# How to complete this task:
Scan the data below for lines holding the word "will", and copy each line found.

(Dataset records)
____________________
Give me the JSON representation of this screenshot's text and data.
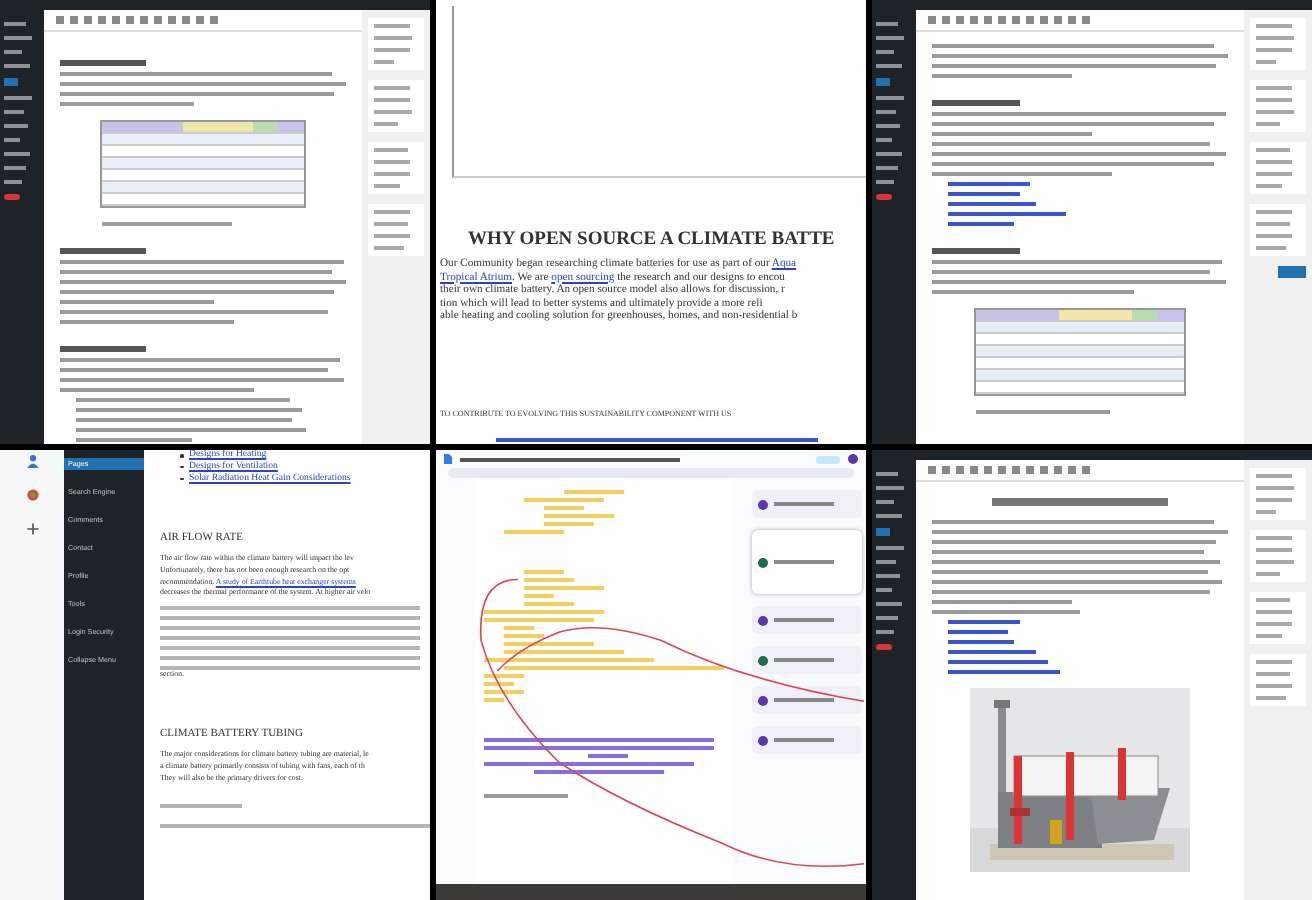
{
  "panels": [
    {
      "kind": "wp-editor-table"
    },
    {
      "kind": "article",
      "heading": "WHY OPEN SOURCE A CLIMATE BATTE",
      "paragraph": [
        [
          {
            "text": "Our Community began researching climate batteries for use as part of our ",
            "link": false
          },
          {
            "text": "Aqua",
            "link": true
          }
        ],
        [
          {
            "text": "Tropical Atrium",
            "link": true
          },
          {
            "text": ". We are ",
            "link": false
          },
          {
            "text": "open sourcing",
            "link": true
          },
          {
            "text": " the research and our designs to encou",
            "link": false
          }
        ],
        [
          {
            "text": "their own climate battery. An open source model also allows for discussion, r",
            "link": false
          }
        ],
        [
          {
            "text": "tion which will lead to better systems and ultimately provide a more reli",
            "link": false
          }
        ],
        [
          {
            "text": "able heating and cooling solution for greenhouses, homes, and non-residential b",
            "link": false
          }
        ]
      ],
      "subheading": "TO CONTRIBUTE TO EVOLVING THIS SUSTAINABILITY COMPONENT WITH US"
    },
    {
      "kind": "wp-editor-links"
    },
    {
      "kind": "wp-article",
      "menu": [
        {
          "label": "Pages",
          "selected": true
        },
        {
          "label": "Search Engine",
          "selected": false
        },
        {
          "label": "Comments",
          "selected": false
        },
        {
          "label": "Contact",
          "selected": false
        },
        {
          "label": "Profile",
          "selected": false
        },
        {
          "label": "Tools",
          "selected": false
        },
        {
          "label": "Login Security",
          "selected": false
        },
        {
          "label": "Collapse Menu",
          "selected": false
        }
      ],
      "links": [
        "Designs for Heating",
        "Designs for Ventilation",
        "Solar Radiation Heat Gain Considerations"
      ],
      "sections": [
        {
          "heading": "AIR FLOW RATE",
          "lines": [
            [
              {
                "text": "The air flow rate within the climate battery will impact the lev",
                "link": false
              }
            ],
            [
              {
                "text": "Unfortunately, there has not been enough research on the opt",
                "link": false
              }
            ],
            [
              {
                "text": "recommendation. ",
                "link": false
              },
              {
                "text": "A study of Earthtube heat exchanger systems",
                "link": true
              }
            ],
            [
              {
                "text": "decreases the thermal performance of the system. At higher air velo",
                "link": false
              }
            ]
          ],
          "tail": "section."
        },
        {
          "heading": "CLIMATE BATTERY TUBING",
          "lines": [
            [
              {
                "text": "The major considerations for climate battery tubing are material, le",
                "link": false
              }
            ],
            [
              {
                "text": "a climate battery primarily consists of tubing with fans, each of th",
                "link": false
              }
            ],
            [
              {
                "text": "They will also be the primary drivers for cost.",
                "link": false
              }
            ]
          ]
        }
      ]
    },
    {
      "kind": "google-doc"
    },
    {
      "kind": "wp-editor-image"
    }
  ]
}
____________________
# Output of the exercise:
            "text": "tion which will lead to better systems and ultimately provide a more reli",
                "text": "The air flow rate within the climate battery will impact the lev",
                "text": "They will also be the primary drivers for cost.",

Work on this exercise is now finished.